Start of Block
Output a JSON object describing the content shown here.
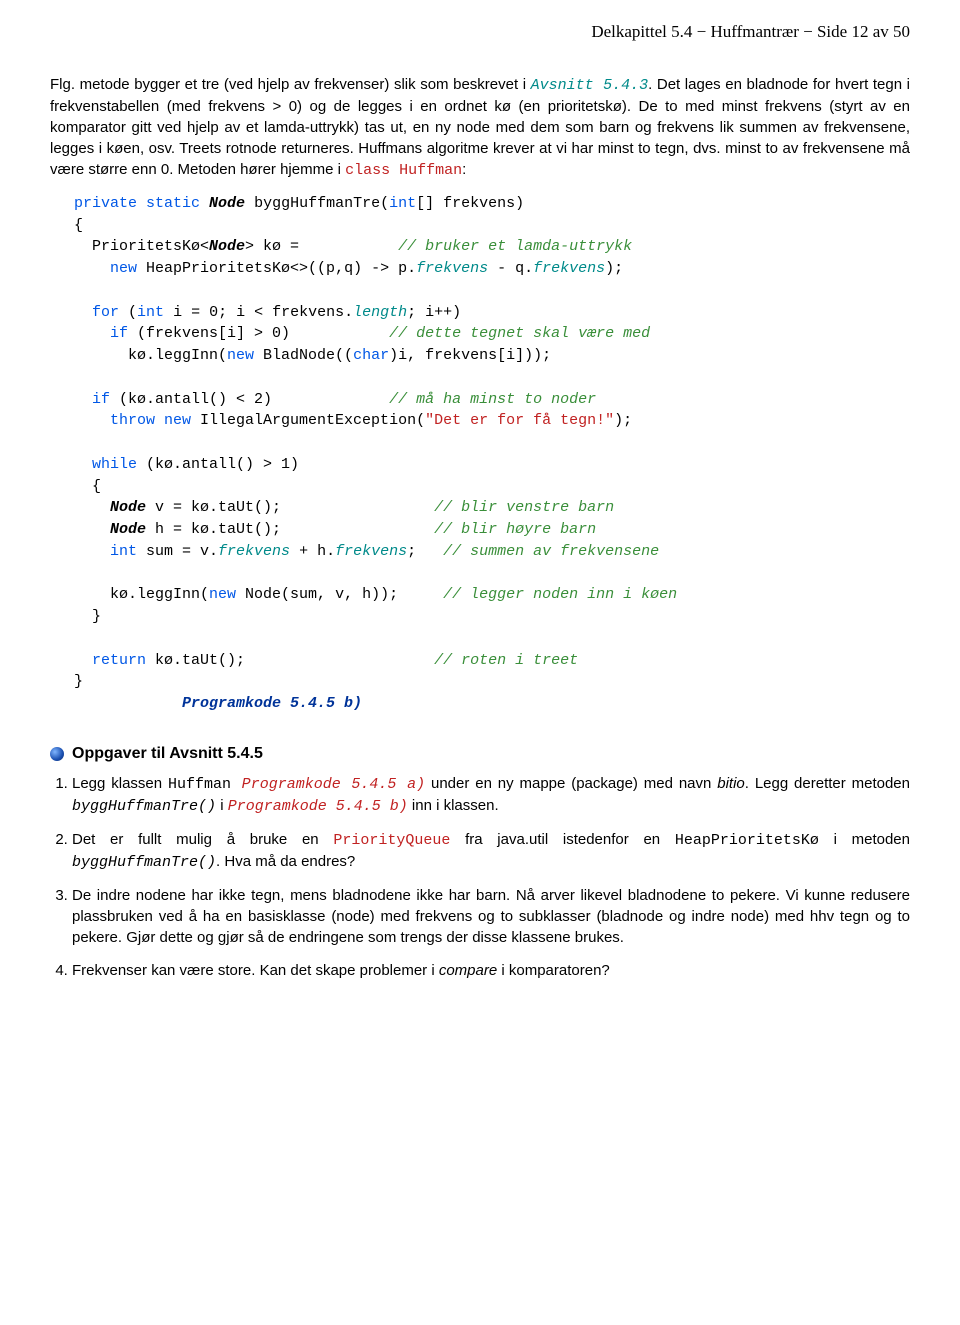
{
  "header": "Delkapittel 5.4 − Huffmantrær − Side 12 av 50",
  "p1_a": "Flg. metode bygger et tre (ved hjelp av frekvenser) slik som beskrevet i ",
  "p1_link": "Avsnitt 5.4.3",
  "p1_b": ". Det lages en bladnode for hvert tegn i frekvenstabellen (med frekvens > 0) og de legges i en ordnet kø (en prioritetskø). De to med minst frekvens (styrt av en komparator gitt ved hjelp av et lamda-uttrykk) tas ut, en ny node med dem som barn og frekvens lik summen av frekvensene, legges i køen, osv. Treets rotnode returneres. Huffmans algoritme krever at vi har minst to tegn, dvs. minst to av frekvensene må være større enn 0. Metoden hører hjemme i ",
  "p1_class": "class Huffman",
  "p1_c": ":",
  "code_caption": "Programkode 5.4.5 b)",
  "section_title": "Oppgaver til Avsnitt 5.4.5",
  "task1_a": "Legg klassen ",
  "task1_b": "Huffman",
  "task1_c": " Programkode 5.4.5 a)",
  "task1_d": " under en ny mappe (package) med navn ",
  "task1_e": "bitio",
  "task1_f": ". Legg deretter metoden ",
  "task1_g": "byggHuffmanTre()",
  "task1_h": " i ",
  "task1_i": "Programkode 5.4.5 b)",
  "task1_j": " inn i klassen.",
  "task2_a": "Det er fullt mulig å bruke en ",
  "task2_b": "PriorityQueue",
  "task2_c": " fra java.util istedenfor en ",
  "task2_d": "HeapPrioritetsKø",
  "task2_e": " i metoden ",
  "task2_f": "byggHuffmanTre()",
  "task2_g": ". Hva må da endres?",
  "task3": "De indre nodene har ikke tegn, mens bladnodene ikke har barn. Nå arver likevel bladnodene to pekere. Vi kunne redusere plassbruken ved å ha en basisklasse (node) med frekvens og to subklasser (bladnode og indre node) med hhv tegn og to pekere. Gjør dette og gjør så de endringene som trengs der disse klassene brukes.",
  "task4_a": "Frekvenser kan være store. Kan det skape problemer i ",
  "task4_b": "compare",
  "task4_c": " i komparatoren?"
}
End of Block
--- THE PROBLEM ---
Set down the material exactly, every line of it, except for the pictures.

--- EXPECTED ANSWER ---
Output a JSON object describing the content shown here.
{
  "header": "Delkapittel 5.4 − Huffmantrær − Side 12 av 50",
  "p1_a": "Flg. metode bygger et tre (ved hjelp av frekvenser) slik som beskrevet i ",
  "p1_link": "Avsnitt 5.4.3",
  "p1_b": ". Det lages en bladnode for hvert tegn i frekvenstabellen (med frekvens > 0) og de legges i en ordnet kø (en prioritetskø). De to med minst frekvens (styrt av en komparator gitt ved hjelp av et lamda-uttrykk) tas ut, en ny node med dem som barn og frekvens lik summen av frekvensene, legges i køen, osv. Treets rotnode returneres. Huffmans algoritme krever at vi har minst to tegn, dvs. minst to av frekvensene må være større enn 0. Metoden hører hjemme i ",
  "p1_class": "class Huffman",
  "p1_c": ":",
  "code_caption": "Programkode 5.4.5 b)",
  "section_title": "Oppgaver til Avsnitt 5.4.5",
  "task1_a": "Legg klassen ",
  "task1_b": "Huffman",
  "task1_c": " Programkode 5.4.5 a)",
  "task1_d": " under en ny mappe (package) med navn ",
  "task1_e": "bitio",
  "task1_f": ". Legg deretter metoden ",
  "task1_g": "byggHuffmanTre()",
  "task1_h": " i ",
  "task1_i": "Programkode 5.4.5 b)",
  "task1_j": " inn i klassen.",
  "task2_a": "Det er fullt mulig å bruke en ",
  "task2_b": "PriorityQueue",
  "task2_c": " fra java.util istedenfor en ",
  "task2_d": "HeapPrioritetsKø",
  "task2_e": " i metoden ",
  "task2_f": "byggHuffmanTre()",
  "task2_g": ". Hva må da endres?",
  "task3": "De indre nodene har ikke tegn, mens bladnodene ikke har barn. Nå arver likevel bladnodene to pekere. Vi kunne redusere plassbruken ved å ha en basisklasse (node) med frekvens og to subklasser (bladnode og indre node) med hhv tegn og to pekere. Gjør dette og gjør så de endringene som trengs der disse klassene brukes.",
  "task4_a": "Frekvenser kan være store. Kan det skape problemer i ",
  "task4_b": "compare",
  "task4_c": " i komparatoren?"
}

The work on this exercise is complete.